▶ [AIM OF THE EXERCISE]
Using the listing below, return every line that includes "source".

▶ [GIVEN RECORDS]
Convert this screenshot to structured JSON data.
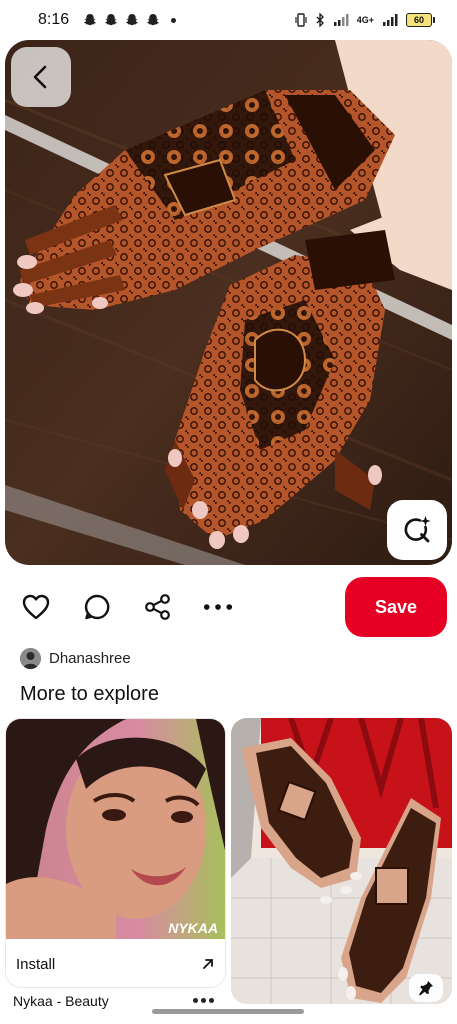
{
  "status_bar": {
    "time": "8:16",
    "battery": "60",
    "network_label": "4G+",
    "notification_icons": [
      "snapchat-icon",
      "snapchat-icon",
      "snapchat-icon",
      "snapchat-icon"
    ]
  },
  "pin": {
    "back_icon": "chevron-left-icon",
    "visual_search_icon": "lens-sparkle-icon"
  },
  "actions": {
    "icons": [
      "heart-icon",
      "comment-icon",
      "share-icon",
      "more-icon"
    ],
    "save_label": "Save",
    "save_color": "#e60023"
  },
  "creator": {
    "name": "Dhanashree"
  },
  "explore": {
    "title": "More to explore",
    "cards": [
      {
        "watermark": "NYKAA",
        "cta_label": "Install",
        "cta_icon": "arrow-up-right-icon",
        "title": "Nykaa - Beauty"
      },
      {
        "action_icon": "pin-icon"
      }
    ]
  }
}
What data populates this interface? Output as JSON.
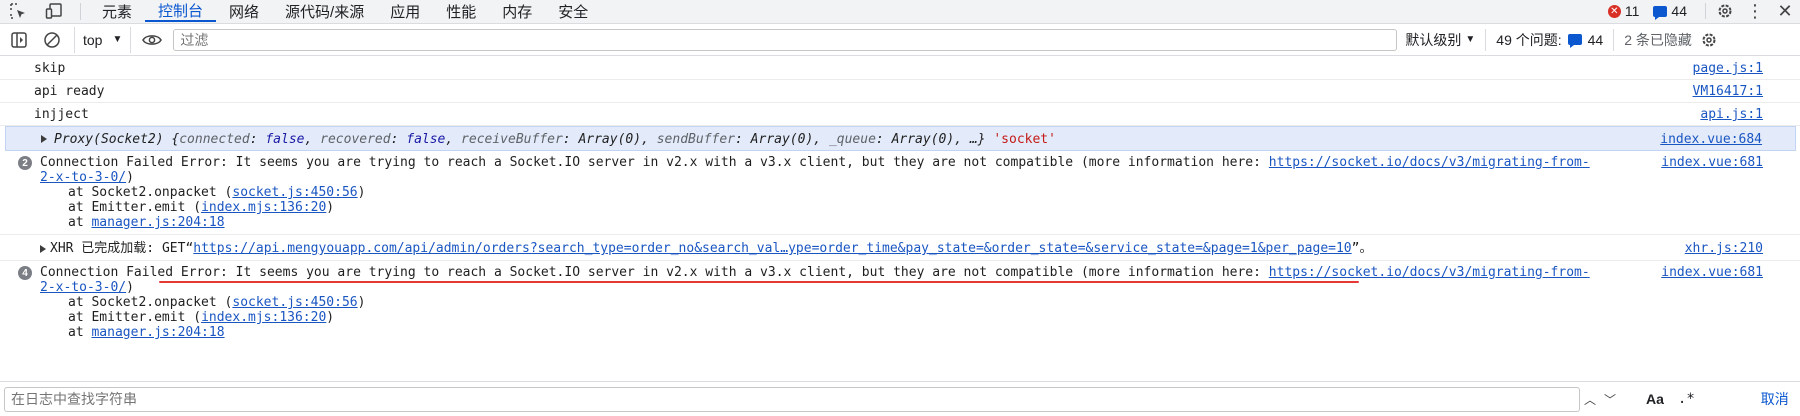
{
  "tabbar": {
    "tabs": [
      {
        "label": "元素"
      },
      {
        "label": "控制台",
        "active": true
      },
      {
        "label": "网络"
      },
      {
        "label": "源代码/来源"
      },
      {
        "label": "应用"
      },
      {
        "label": "性能"
      },
      {
        "label": "内存"
      },
      {
        "label": "安全"
      }
    ],
    "error_count": "11",
    "message_count": "44",
    "icons": [
      "inspect-element-icon",
      "device-toolbar-icon",
      "settings-gear-icon",
      "more-menu-icon",
      "close-icon"
    ]
  },
  "toolbar": {
    "context": "top",
    "filter_placeholder": "过滤",
    "levels_label": "默认级别",
    "issues_label": "49 个问题:",
    "issues_count": "44",
    "hidden_label": "2 条已隐藏"
  },
  "console": {
    "rows": [
      {
        "text": "skip",
        "source": "page.js:1"
      },
      {
        "text": "api ready",
        "source": "VM16417:1"
      },
      {
        "text": "injject",
        "source": "api.js:1"
      }
    ],
    "proxy": {
      "head": "Proxy(Socket2) {",
      "k1": "connected",
      "v1": "false",
      "k2": "recovered",
      "v2": "false",
      "k3": "receiveBuffer",
      "v3": "Array(0)",
      "k4": "sendBuffer",
      "v4": "Array(0)",
      "k5": "_queue",
      "v5": "Array(0)",
      "tail": "…}",
      "string": "'socket'",
      "source": "index.vue:684"
    },
    "error1": {
      "count": "2",
      "text": "Connection Failed Error: It seems you are trying to reach a Socket.IO server in v2.x with a v3.x client, but they are not compatible (more information here: ",
      "link1": "https://socket.io/docs/v3/migrating-from-",
      "link2": "2-x-to-3-0/",
      "link_close": ")",
      "stack": [
        {
          "prefix": "at Socket2.onpacket (",
          "link": "socket.js:450:56",
          "suffix": ")"
        },
        {
          "prefix": "at Emitter.emit (",
          "link": "index.mjs:136:20",
          "suffix": ")"
        },
        {
          "prefix": "at ",
          "link": "manager.js:204:18",
          "suffix": ""
        }
      ],
      "source": "index.vue:681"
    },
    "xhr": {
      "prefix": "XHR 已完成加载: GET“",
      "url": "https://api.mengyouapp.com/api/admin/orders?search_type=order_no&search_val…ype=order_time&pay_state=&order_state=&service_state=&page=1&per_page=10",
      "suffix": "”。",
      "source": "xhr.js:210"
    },
    "error2": {
      "count": "4",
      "text": "Connection Failed Error: It seems you are trying to reach a Socket.IO server in v2.x with a v3.x client, but they are not compatible (more information here: ",
      "link1": "https://socket.io/docs/v3/migrating-from-",
      "link2": "2-x-to-3-0/",
      "link_close": ")",
      "stack": [
        {
          "prefix": "at Socket2.onpacket (",
          "link": "socket.js:450:56",
          "suffix": ")"
        },
        {
          "prefix": "at Emitter.emit (",
          "link": "index.mjs:136:20",
          "suffix": ")"
        },
        {
          "prefix": "at ",
          "link": "manager.js:204:18",
          "suffix": ""
        }
      ],
      "source": "index.vue:681"
    }
  },
  "search": {
    "placeholder": "在日志中查找字符串",
    "match_case_label": "Aa",
    "regex_label": ".*",
    "cancel_label": "取消"
  },
  "colors": {
    "accent": "#0b57d0",
    "error": "#d93025",
    "link": "#1a56c2",
    "highlight_row": "#e3ebfa",
    "underline_annotation": "#e53935"
  }
}
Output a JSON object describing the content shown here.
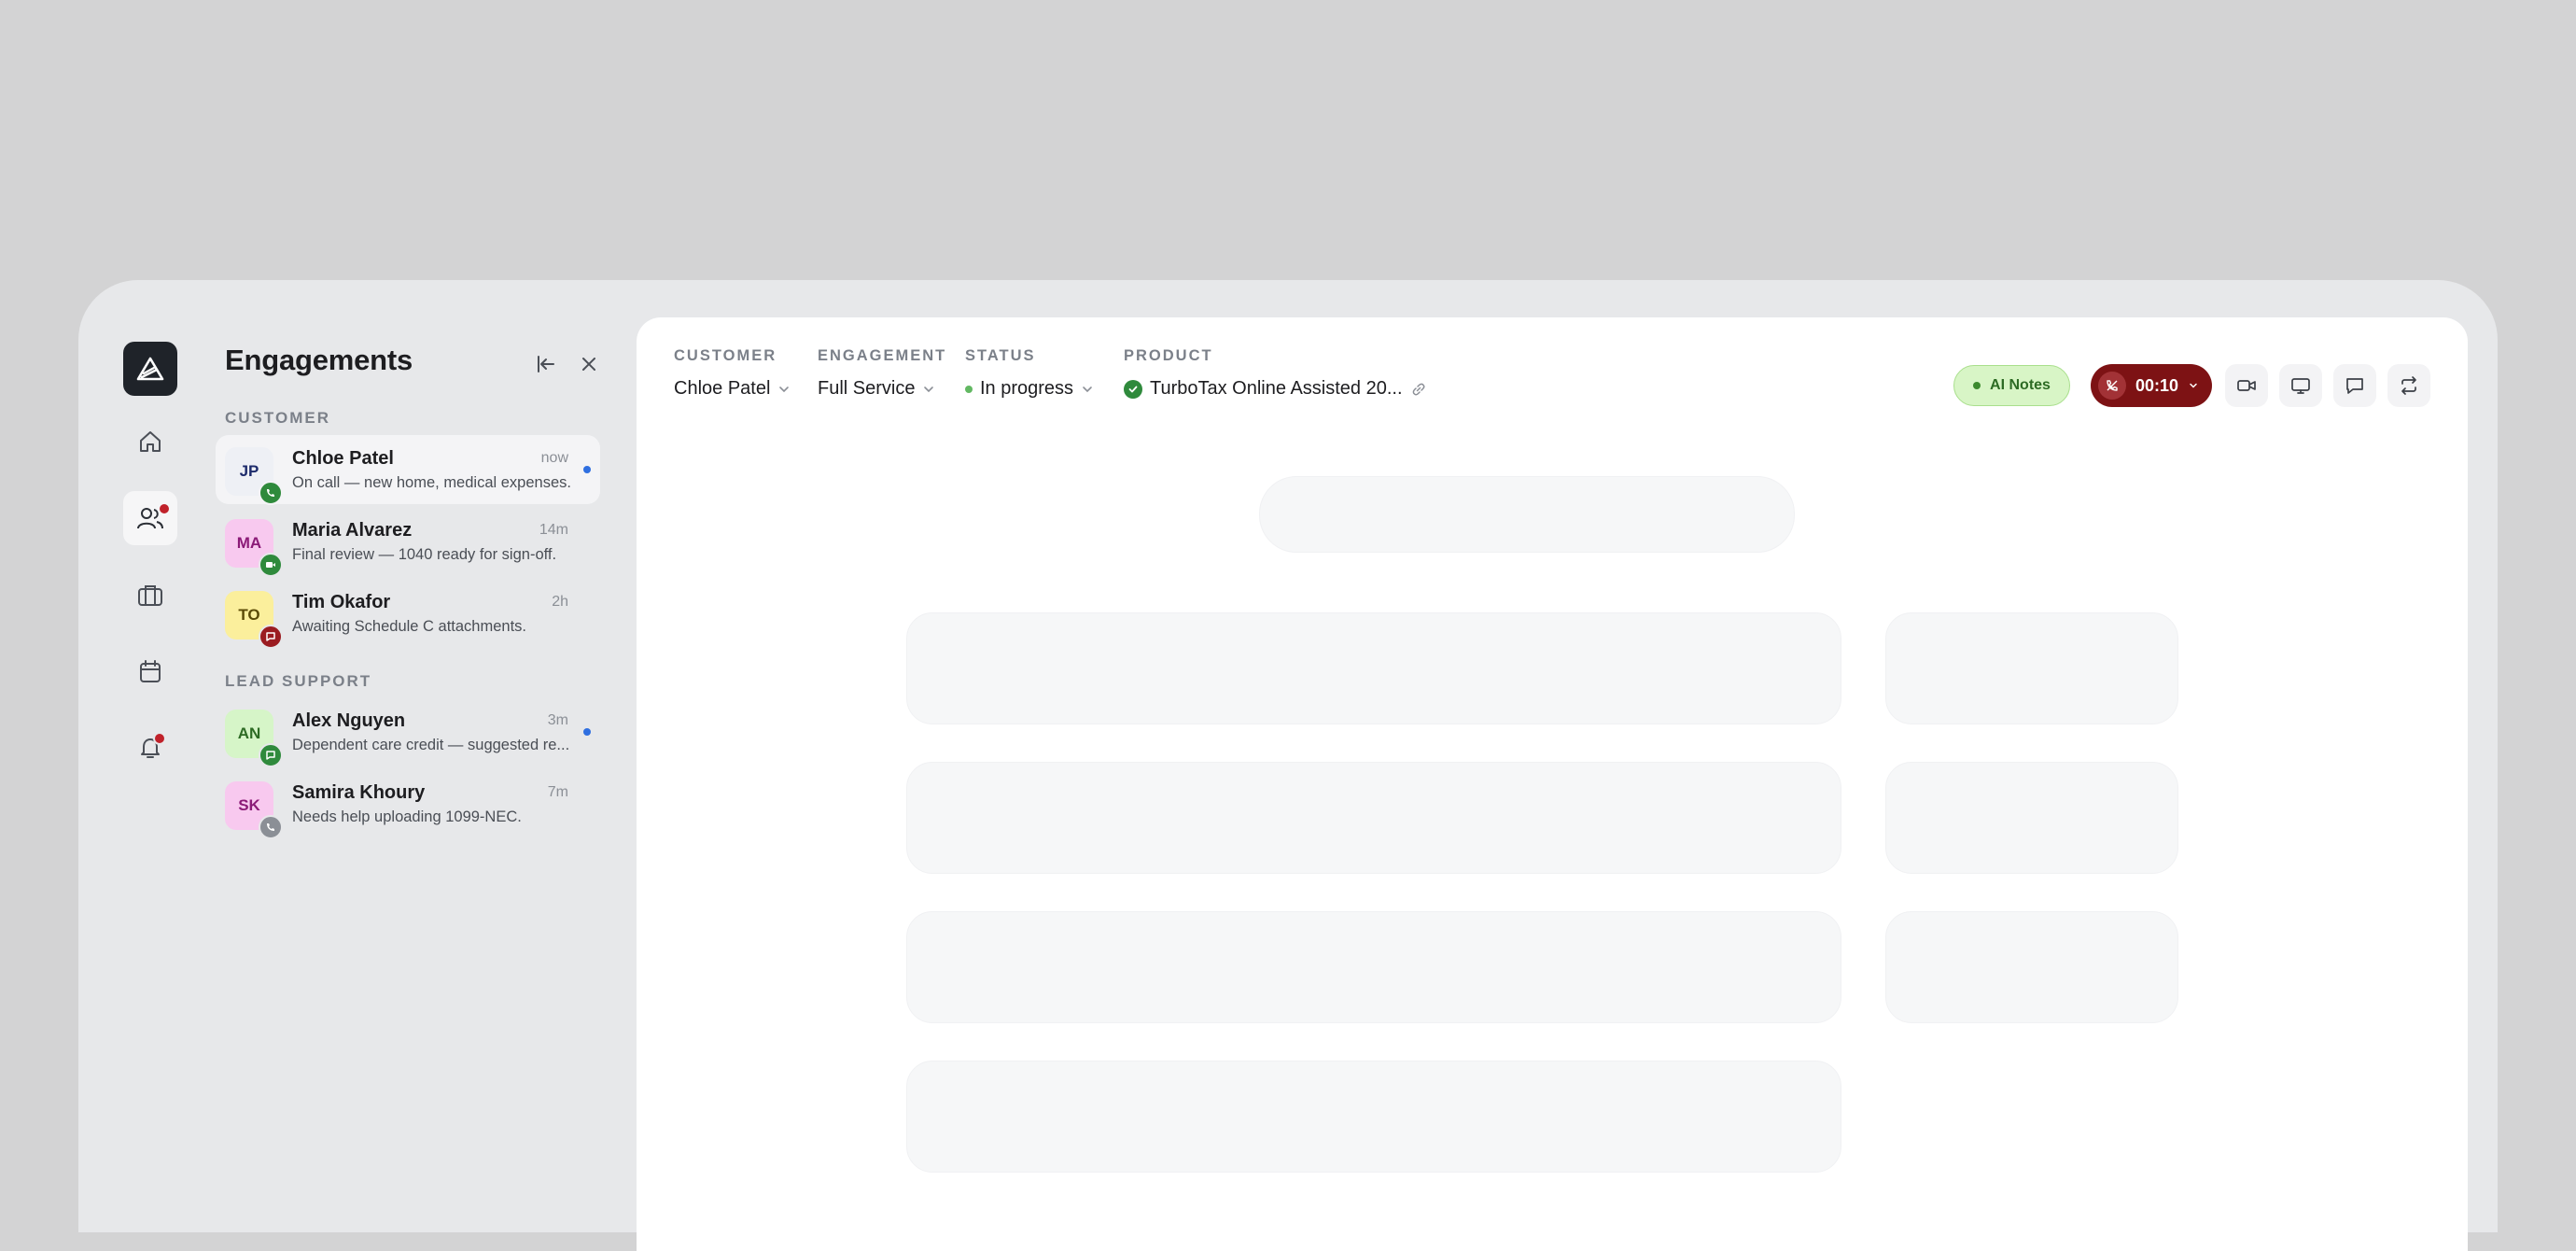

▶ [RESPONSE TO THE EXERCISE]
        "source": "page.js:1"
        "source": "VM16417:1"
        "source": "api.js:1"
      "source": "index.vue:684"
      "source": "index.vue:681"
      "source": "xhr.js:210"
      "source": "index.vue:681"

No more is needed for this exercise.